EXERCISE AIM:
Make an exact copy of the records, with the images left out.

INFORMATION:
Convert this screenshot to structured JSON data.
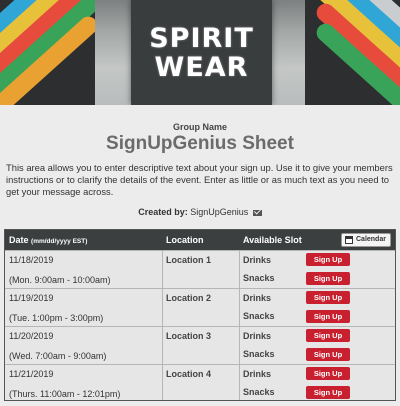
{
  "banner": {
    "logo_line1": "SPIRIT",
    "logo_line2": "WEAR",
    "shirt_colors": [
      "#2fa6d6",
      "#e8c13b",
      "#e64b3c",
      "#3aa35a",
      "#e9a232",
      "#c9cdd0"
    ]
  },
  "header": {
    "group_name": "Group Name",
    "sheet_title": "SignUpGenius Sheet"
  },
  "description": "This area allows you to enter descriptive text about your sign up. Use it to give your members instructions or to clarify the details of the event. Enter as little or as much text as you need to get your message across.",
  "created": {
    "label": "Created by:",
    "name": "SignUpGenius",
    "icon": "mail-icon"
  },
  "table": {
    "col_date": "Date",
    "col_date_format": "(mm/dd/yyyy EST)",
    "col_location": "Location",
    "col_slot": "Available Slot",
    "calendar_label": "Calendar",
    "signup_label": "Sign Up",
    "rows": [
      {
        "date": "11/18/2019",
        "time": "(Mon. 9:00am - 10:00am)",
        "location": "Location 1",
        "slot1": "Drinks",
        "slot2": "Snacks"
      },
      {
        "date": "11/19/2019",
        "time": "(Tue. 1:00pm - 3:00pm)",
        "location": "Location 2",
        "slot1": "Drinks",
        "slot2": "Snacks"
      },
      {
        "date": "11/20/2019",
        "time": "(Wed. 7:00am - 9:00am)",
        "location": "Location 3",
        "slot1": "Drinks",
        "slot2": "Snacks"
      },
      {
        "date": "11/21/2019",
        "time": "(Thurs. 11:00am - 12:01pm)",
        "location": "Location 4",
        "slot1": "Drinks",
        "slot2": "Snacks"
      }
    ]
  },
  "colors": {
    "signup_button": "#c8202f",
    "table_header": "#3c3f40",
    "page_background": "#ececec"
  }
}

TASK SOLUTION:
Convert this screenshot to structured JSON data.
{
  "banner": {
    "logo_line1": "SPIRIT",
    "logo_line2": "WEAR",
    "shirt_colors": [
      "#2fa6d6",
      "#e8c13b",
      "#e64b3c",
      "#3aa35a",
      "#e9a232",
      "#c9cdd0"
    ]
  },
  "header": {
    "group_name": "Group Name",
    "sheet_title": "SignUpGenius Sheet"
  },
  "description": "This area allows you to enter descriptive text about your sign up. Use it to give your members instructions or to clarify the details of the event. Enter as little or as much text as you need to get your message across.",
  "created": {
    "label": "Created by:",
    "name": "SignUpGenius",
    "icon": "mail-icon"
  },
  "table": {
    "col_date": "Date",
    "col_date_format": "(mm/dd/yyyy EST)",
    "col_location": "Location",
    "col_slot": "Available Slot",
    "calendar_label": "Calendar",
    "signup_label": "Sign Up",
    "rows": [
      {
        "date": "11/18/2019",
        "time": "(Mon. 9:00am - 10:00am)",
        "location": "Location 1",
        "slot1": "Drinks",
        "slot2": "Snacks"
      },
      {
        "date": "11/19/2019",
        "time": "(Tue. 1:00pm - 3:00pm)",
        "location": "Location 2",
        "slot1": "Drinks",
        "slot2": "Snacks"
      },
      {
        "date": "11/20/2019",
        "time": "(Wed. 7:00am - 9:00am)",
        "location": "Location 3",
        "slot1": "Drinks",
        "slot2": "Snacks"
      },
      {
        "date": "11/21/2019",
        "time": "(Thurs. 11:00am - 12:01pm)",
        "location": "Location 4",
        "slot1": "Drinks",
        "slot2": "Snacks"
      }
    ]
  },
  "colors": {
    "signup_button": "#c8202f",
    "table_header": "#3c3f40",
    "page_background": "#ececec"
  }
}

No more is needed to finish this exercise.